[Information supplied]

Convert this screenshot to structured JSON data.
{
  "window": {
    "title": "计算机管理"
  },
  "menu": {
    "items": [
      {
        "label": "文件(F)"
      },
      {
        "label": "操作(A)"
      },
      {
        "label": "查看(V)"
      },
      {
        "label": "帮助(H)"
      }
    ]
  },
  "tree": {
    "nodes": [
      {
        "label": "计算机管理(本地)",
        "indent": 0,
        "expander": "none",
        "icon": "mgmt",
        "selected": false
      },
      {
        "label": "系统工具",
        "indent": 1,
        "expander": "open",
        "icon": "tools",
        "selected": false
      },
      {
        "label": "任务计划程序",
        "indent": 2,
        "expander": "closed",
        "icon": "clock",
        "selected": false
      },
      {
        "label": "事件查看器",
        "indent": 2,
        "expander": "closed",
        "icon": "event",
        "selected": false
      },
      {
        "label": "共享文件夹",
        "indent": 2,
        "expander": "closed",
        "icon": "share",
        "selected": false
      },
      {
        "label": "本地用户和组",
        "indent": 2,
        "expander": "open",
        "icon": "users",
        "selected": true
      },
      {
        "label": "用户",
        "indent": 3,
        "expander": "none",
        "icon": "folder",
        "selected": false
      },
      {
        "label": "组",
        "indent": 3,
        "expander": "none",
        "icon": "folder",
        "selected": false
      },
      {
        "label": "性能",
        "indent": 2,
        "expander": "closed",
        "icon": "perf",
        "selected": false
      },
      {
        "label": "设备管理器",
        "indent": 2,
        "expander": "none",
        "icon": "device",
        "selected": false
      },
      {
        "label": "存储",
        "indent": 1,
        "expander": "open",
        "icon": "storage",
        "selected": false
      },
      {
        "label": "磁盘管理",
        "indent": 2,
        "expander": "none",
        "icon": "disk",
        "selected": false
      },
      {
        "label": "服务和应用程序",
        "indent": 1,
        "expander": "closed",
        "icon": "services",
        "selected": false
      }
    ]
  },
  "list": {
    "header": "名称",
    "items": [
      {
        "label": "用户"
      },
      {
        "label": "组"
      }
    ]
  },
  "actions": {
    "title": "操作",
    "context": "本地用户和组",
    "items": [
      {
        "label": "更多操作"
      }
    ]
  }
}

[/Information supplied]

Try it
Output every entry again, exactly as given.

Answer below
Convert this screenshot to structured JSON data.
{
  "window": {
    "title": "计算机管理"
  },
  "menu": {
    "items": [
      {
        "label": "文件(F)"
      },
      {
        "label": "操作(A)"
      },
      {
        "label": "查看(V)"
      },
      {
        "label": "帮助(H)"
      }
    ]
  },
  "tree": {
    "nodes": [
      {
        "label": "计算机管理(本地)",
        "indent": 0,
        "expander": "none",
        "icon": "mgmt",
        "selected": false
      },
      {
        "label": "系统工具",
        "indent": 1,
        "expander": "open",
        "icon": "tools",
        "selected": false
      },
      {
        "label": "任务计划程序",
        "indent": 2,
        "expander": "closed",
        "icon": "clock",
        "selected": false
      },
      {
        "label": "事件查看器",
        "indent": 2,
        "expander": "closed",
        "icon": "event",
        "selected": false
      },
      {
        "label": "共享文件夹",
        "indent": 2,
        "expander": "closed",
        "icon": "share",
        "selected": false
      },
      {
        "label": "本地用户和组",
        "indent": 2,
        "expander": "open",
        "icon": "users",
        "selected": true
      },
      {
        "label": "用户",
        "indent": 3,
        "expander": "none",
        "icon": "folder",
        "selected": false
      },
      {
        "label": "组",
        "indent": 3,
        "expander": "none",
        "icon": "folder",
        "selected": false
      },
      {
        "label": "性能",
        "indent": 2,
        "expander": "closed",
        "icon": "perf",
        "selected": false
      },
      {
        "label": "设备管理器",
        "indent": 2,
        "expander": "none",
        "icon": "device",
        "selected": false
      },
      {
        "label": "存储",
        "indent": 1,
        "expander": "open",
        "icon": "storage",
        "selected": false
      },
      {
        "label": "磁盘管理",
        "indent": 2,
        "expander": "none",
        "icon": "disk",
        "selected": false
      },
      {
        "label": "服务和应用程序",
        "indent": 1,
        "expander": "closed",
        "icon": "services",
        "selected": false
      }
    ]
  },
  "list": {
    "header": "名称",
    "items": [
      {
        "label": "用户"
      },
      {
        "label": "组"
      }
    ]
  },
  "actions": {
    "title": "操作",
    "context": "本地用户和组",
    "items": [
      {
        "label": "更多操作"
      }
    ]
  }
}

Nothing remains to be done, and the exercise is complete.